### Information
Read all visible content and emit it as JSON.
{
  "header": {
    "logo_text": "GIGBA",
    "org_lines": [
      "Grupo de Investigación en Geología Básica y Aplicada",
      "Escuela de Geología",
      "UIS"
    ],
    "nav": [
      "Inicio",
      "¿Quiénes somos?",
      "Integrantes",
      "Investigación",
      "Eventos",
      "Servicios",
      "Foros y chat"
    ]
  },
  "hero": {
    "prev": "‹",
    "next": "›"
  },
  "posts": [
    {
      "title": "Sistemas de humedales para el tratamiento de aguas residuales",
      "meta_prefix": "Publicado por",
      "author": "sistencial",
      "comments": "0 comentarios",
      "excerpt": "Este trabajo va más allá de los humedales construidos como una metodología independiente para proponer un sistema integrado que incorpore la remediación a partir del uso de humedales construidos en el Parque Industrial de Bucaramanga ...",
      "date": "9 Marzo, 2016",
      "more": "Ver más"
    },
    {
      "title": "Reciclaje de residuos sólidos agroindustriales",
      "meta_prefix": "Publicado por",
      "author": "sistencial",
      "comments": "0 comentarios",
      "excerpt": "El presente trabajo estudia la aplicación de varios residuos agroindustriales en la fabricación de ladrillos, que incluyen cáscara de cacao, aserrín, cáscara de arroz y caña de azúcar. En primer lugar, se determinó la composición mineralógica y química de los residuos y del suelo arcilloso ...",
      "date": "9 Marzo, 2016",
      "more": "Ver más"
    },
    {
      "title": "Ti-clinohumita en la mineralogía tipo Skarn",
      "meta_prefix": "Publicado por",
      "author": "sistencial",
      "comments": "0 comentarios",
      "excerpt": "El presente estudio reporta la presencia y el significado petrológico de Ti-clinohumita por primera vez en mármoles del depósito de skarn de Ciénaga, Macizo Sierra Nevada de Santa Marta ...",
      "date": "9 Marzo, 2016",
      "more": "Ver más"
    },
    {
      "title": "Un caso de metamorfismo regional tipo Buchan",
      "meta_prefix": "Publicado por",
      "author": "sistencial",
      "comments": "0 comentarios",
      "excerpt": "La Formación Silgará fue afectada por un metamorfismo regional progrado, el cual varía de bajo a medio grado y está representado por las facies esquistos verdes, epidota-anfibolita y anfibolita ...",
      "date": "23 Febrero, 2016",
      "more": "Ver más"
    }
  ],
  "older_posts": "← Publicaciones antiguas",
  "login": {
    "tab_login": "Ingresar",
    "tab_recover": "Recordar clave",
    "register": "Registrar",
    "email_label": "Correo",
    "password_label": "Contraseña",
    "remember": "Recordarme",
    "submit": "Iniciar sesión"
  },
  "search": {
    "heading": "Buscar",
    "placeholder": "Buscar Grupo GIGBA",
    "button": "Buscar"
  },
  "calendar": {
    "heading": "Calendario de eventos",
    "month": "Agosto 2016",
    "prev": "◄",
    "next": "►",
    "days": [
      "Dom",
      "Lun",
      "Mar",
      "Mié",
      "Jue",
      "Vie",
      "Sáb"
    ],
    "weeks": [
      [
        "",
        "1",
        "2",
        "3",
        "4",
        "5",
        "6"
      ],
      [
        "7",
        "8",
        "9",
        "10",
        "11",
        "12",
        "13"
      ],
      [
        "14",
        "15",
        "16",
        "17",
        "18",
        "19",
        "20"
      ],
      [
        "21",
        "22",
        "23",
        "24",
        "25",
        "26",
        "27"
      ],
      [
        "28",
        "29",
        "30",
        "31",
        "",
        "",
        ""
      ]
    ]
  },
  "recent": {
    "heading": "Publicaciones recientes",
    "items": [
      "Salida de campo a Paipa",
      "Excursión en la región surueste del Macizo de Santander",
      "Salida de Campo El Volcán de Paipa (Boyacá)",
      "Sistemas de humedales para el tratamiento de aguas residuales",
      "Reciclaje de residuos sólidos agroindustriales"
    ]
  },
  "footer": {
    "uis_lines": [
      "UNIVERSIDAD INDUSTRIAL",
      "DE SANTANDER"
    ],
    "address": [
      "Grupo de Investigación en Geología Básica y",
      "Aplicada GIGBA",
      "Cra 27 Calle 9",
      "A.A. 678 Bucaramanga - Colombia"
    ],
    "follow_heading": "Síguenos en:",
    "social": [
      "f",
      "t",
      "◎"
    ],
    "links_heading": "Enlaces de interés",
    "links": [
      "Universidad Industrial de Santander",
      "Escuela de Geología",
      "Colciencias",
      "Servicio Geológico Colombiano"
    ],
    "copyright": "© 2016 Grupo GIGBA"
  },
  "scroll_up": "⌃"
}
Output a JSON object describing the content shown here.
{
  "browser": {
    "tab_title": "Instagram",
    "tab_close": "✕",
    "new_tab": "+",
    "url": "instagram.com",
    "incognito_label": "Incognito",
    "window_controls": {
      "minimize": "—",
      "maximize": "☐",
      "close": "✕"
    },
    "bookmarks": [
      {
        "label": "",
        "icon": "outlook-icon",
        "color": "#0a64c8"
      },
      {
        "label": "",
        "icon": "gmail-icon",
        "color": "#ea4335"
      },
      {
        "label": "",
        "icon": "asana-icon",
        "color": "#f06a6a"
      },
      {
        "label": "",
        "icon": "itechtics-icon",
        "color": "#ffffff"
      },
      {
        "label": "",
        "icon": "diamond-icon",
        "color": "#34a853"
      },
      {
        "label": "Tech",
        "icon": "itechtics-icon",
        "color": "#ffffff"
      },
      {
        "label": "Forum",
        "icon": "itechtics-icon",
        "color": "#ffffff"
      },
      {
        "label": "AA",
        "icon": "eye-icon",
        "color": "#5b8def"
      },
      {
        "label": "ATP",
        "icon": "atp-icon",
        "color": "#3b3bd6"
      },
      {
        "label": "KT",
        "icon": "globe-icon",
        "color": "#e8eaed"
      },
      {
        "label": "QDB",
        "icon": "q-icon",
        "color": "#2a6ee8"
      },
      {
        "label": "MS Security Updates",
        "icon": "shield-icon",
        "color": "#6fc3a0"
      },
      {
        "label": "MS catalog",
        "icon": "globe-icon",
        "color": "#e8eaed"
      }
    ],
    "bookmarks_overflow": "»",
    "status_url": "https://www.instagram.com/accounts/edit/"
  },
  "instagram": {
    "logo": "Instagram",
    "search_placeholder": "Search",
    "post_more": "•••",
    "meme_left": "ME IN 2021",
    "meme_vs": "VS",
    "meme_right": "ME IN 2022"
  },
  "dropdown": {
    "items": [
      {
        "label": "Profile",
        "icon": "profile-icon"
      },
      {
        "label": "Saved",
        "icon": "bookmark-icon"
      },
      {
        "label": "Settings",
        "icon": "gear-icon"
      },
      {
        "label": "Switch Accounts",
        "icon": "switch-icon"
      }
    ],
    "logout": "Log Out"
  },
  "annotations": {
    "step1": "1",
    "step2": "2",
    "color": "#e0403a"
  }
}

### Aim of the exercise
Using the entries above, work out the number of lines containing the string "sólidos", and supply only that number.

### Response for this exercise
2